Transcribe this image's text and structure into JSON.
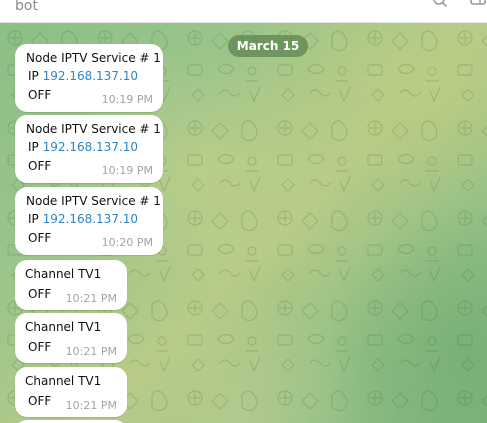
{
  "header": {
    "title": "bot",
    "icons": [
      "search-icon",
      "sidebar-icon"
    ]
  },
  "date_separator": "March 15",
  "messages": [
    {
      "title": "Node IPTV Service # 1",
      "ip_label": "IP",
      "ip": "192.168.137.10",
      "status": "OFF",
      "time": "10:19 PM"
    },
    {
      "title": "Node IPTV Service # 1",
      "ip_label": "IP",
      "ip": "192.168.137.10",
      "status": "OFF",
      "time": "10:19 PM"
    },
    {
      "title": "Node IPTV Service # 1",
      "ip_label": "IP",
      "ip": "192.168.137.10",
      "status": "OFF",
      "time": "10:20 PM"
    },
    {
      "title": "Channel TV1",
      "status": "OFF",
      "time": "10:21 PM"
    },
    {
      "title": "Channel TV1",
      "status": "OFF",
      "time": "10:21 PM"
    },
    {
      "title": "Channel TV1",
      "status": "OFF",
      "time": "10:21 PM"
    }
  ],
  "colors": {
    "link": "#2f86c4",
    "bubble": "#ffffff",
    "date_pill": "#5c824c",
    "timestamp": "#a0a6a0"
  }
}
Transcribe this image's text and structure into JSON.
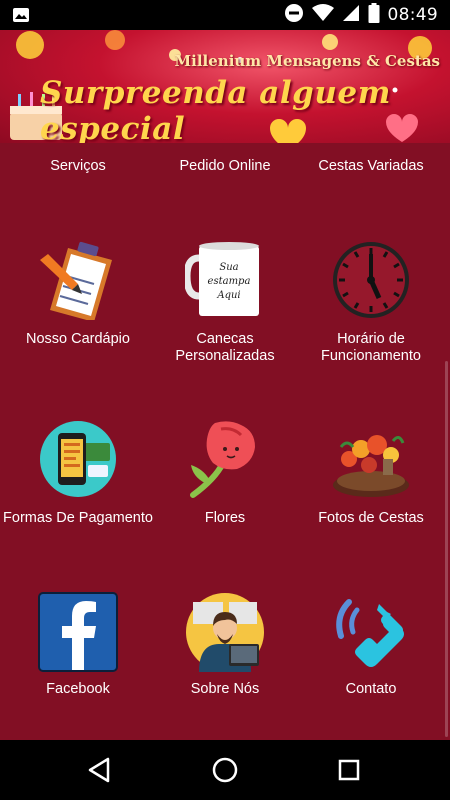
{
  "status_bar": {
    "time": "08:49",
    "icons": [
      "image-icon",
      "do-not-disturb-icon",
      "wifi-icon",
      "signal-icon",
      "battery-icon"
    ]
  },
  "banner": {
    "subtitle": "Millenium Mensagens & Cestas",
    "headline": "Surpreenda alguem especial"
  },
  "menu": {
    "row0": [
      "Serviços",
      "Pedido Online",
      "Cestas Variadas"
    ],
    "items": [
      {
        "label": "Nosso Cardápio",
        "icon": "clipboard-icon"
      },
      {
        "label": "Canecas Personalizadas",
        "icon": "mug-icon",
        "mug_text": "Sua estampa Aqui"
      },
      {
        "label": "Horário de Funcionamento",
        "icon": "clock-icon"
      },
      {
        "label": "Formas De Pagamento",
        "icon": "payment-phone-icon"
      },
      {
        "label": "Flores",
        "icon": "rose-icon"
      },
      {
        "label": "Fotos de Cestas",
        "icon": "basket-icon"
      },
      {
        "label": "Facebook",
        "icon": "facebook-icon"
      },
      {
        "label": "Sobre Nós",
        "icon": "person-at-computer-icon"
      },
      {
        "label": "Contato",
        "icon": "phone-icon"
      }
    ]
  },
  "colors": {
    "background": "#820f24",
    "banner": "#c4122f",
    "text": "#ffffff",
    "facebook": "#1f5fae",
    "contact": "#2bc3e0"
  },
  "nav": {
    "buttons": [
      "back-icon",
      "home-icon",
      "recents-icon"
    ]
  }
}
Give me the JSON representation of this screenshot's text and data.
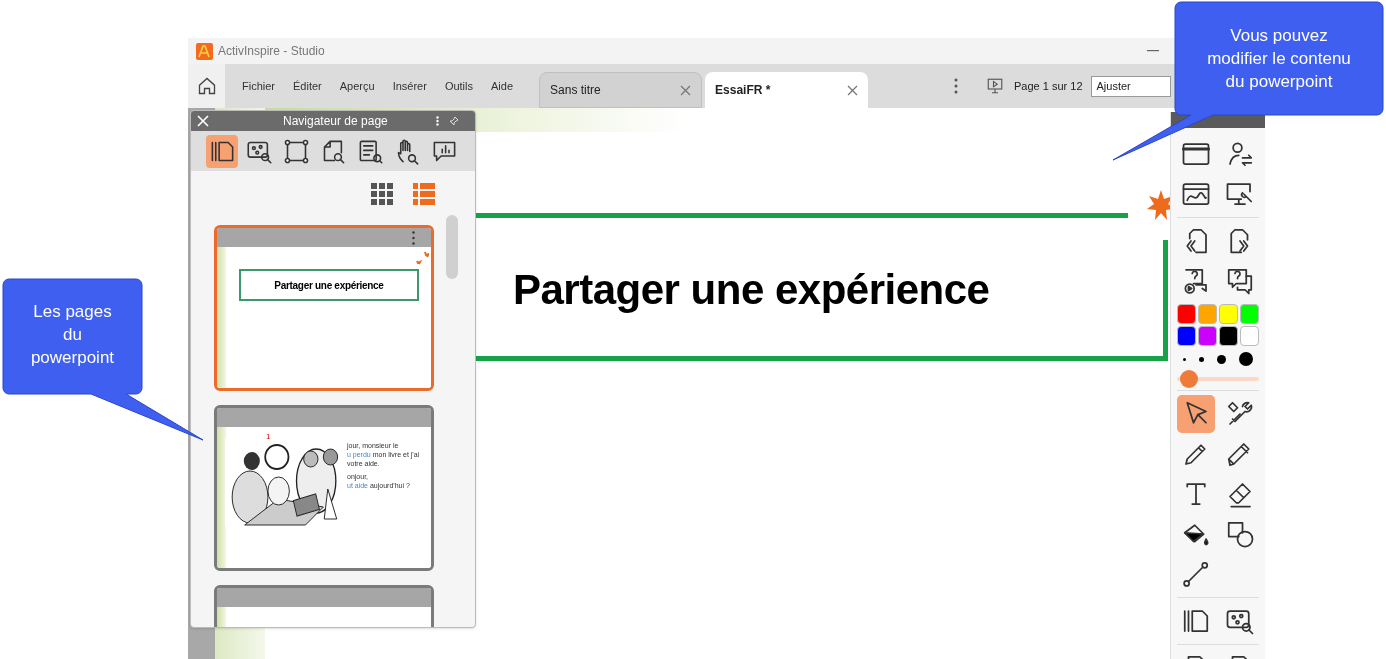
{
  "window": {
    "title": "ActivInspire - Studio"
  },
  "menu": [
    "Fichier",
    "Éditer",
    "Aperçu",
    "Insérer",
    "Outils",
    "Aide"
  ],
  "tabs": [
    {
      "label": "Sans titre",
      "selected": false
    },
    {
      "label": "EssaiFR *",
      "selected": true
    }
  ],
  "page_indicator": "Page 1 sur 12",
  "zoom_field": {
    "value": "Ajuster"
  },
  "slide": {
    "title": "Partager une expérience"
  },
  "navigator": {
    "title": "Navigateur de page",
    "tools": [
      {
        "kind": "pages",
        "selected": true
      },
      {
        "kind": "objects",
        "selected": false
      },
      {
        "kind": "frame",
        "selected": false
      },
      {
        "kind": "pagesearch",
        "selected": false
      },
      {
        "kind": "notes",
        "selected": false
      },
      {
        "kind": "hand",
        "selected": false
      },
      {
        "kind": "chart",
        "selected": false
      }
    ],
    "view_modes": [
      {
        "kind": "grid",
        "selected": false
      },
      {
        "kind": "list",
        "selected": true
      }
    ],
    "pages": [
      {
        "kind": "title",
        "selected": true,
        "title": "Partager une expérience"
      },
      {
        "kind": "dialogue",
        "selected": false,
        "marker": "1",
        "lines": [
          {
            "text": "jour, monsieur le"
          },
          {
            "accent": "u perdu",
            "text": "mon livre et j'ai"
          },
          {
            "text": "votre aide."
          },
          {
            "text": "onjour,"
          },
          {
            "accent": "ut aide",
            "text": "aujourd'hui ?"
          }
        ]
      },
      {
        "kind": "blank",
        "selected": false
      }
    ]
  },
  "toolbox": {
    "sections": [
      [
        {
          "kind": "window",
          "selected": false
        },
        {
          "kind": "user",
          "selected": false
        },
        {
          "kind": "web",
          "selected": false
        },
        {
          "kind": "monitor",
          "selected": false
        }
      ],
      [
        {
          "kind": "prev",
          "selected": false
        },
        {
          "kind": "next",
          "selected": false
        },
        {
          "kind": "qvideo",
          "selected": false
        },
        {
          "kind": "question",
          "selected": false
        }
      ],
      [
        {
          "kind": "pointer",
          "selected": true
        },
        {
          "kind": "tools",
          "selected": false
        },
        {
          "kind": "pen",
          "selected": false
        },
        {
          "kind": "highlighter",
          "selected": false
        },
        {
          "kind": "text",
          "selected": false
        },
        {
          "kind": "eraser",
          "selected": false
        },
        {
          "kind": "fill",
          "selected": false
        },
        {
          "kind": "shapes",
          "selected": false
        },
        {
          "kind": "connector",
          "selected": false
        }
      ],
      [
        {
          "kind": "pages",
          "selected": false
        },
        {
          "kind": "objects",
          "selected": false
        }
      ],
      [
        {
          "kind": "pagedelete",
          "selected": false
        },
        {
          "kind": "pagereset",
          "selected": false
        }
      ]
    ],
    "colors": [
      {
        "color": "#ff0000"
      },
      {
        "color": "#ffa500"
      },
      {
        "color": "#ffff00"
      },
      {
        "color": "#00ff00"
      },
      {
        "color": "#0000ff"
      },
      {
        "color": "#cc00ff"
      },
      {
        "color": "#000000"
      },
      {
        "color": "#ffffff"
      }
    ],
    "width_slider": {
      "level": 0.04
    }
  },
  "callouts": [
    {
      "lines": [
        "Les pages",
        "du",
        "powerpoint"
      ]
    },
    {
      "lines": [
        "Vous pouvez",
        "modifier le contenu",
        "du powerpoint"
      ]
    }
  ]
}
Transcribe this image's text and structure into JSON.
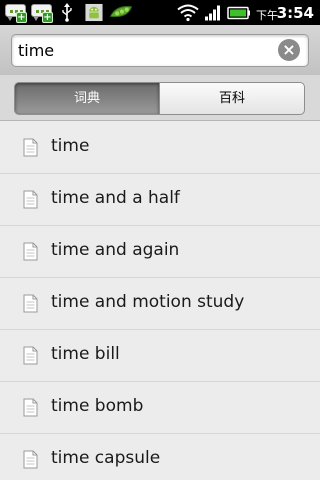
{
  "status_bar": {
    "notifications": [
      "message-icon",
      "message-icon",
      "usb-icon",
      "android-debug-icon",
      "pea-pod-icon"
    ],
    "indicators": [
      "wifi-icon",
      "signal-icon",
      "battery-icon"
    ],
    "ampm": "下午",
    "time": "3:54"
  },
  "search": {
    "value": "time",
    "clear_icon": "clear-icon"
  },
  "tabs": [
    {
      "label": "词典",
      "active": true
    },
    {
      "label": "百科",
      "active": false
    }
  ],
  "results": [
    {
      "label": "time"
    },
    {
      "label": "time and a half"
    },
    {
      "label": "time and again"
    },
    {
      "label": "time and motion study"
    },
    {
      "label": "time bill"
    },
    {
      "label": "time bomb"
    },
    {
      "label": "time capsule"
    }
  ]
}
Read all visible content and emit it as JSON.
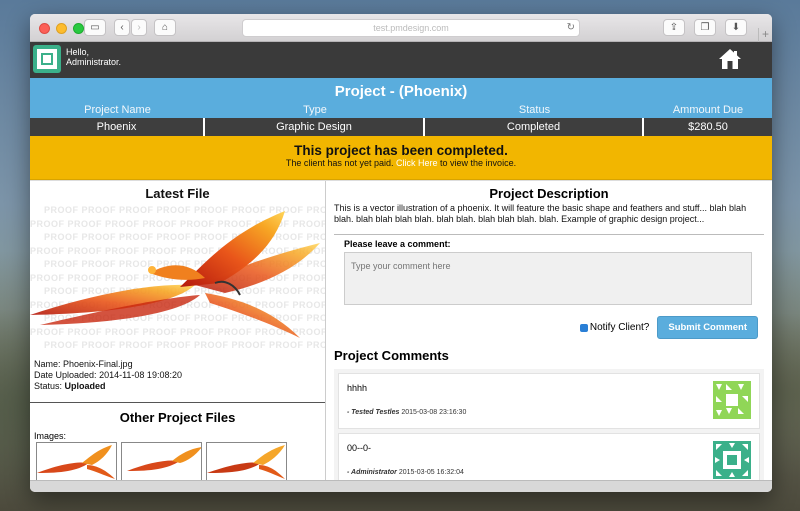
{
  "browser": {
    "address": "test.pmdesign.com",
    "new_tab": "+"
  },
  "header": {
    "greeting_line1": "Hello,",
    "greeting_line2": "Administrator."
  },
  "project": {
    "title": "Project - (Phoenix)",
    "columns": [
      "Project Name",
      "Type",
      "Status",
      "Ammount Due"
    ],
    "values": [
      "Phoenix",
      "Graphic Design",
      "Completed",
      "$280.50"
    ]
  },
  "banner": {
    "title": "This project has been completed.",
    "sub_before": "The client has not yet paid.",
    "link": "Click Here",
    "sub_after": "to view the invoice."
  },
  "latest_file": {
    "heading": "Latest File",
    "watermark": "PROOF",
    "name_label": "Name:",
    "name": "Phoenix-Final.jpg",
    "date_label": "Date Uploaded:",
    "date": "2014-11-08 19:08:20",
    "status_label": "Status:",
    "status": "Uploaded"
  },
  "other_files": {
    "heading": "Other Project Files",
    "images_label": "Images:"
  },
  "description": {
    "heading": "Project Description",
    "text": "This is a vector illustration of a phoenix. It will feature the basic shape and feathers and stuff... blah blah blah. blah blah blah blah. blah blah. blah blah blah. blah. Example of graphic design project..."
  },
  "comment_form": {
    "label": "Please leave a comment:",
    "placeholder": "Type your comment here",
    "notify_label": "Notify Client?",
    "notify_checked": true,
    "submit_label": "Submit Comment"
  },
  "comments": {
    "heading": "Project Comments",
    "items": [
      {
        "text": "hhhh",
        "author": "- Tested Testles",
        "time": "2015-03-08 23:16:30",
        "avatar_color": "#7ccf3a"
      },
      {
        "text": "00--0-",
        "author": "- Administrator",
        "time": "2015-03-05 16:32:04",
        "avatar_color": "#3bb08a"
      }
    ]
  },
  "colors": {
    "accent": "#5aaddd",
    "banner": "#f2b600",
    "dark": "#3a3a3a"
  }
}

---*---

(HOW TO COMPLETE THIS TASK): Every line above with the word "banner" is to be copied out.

(EXERCISE RESPONSE):
  "banner": {
    "banner": "#c4122f",
  "banner": {
    "banner": "#f2b600",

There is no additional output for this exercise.